▶ Goal of the exercise:
Pictures in the records below are skipped; the rest is copied exactly.

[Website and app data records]
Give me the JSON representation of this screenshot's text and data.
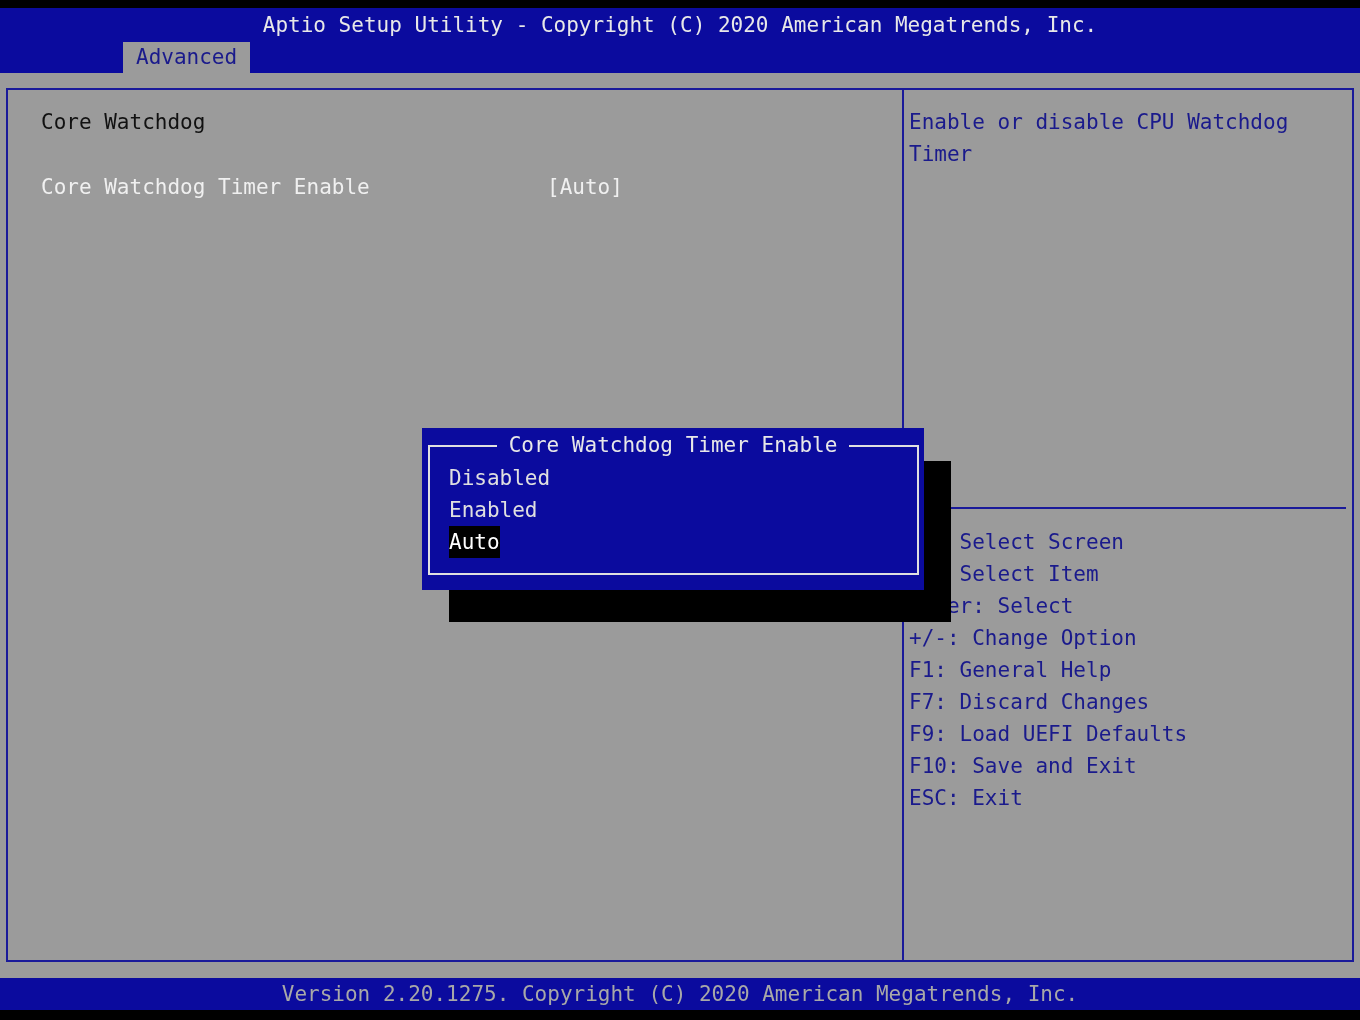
{
  "header": {
    "title": "Aptio Setup Utility - Copyright (C) 2020 American Megatrends, Inc."
  },
  "tabs": [
    {
      "label": "Advanced",
      "selected": true
    }
  ],
  "settings": [
    {
      "kind": "heading",
      "label": "Core Watchdog"
    },
    {
      "kind": "option",
      "label": "Core Watchdog Timer Enable",
      "value": "[Auto]"
    }
  ],
  "help_text": "Enable or disable CPU Watchdog Timer",
  "key_help": [
    "Select Screen",
    "Select Item",
    "er: Select",
    "+/-: Change Option",
    "F1: General Help",
    "F7: Discard Changes",
    "F9: Load UEFI Defaults",
    "F10: Save and Exit",
    "ESC: Exit"
  ],
  "popup": {
    "title": "Core Watchdog Timer Enable",
    "options": [
      {
        "label": "Disabled",
        "selected": false
      },
      {
        "label": "Enabled",
        "selected": false
      },
      {
        "label": "Auto",
        "selected": true
      }
    ]
  },
  "footer": "Version 2.20.1275. Copyright (C) 2020 American Megatrends, Inc."
}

▶ Response area:
Give me the JSON representation of this screenshot's text and data.
{
  "header": {
    "title": "Aptio Setup Utility - Copyright (C) 2020 American Megatrends, Inc."
  },
  "tabs": [
    {
      "label": "Advanced",
      "selected": true
    }
  ],
  "settings": [
    {
      "kind": "heading",
      "label": "Core Watchdog"
    },
    {
      "kind": "option",
      "label": "Core Watchdog Timer Enable",
      "value": "[Auto]"
    }
  ],
  "help_text": "Enable or disable CPU Watchdog Timer",
  "key_help": [
    "Select Screen",
    "Select Item",
    "er: Select",
    "+/-: Change Option",
    "F1: General Help",
    "F7: Discard Changes",
    "F9: Load UEFI Defaults",
    "F10: Save and Exit",
    "ESC: Exit"
  ],
  "popup": {
    "title": "Core Watchdog Timer Enable",
    "options": [
      {
        "label": "Disabled",
        "selected": false
      },
      {
        "label": "Enabled",
        "selected": false
      },
      {
        "label": "Auto",
        "selected": true
      }
    ]
  },
  "footer": "Version 2.20.1275. Copyright (C) 2020 American Megatrends, Inc."
}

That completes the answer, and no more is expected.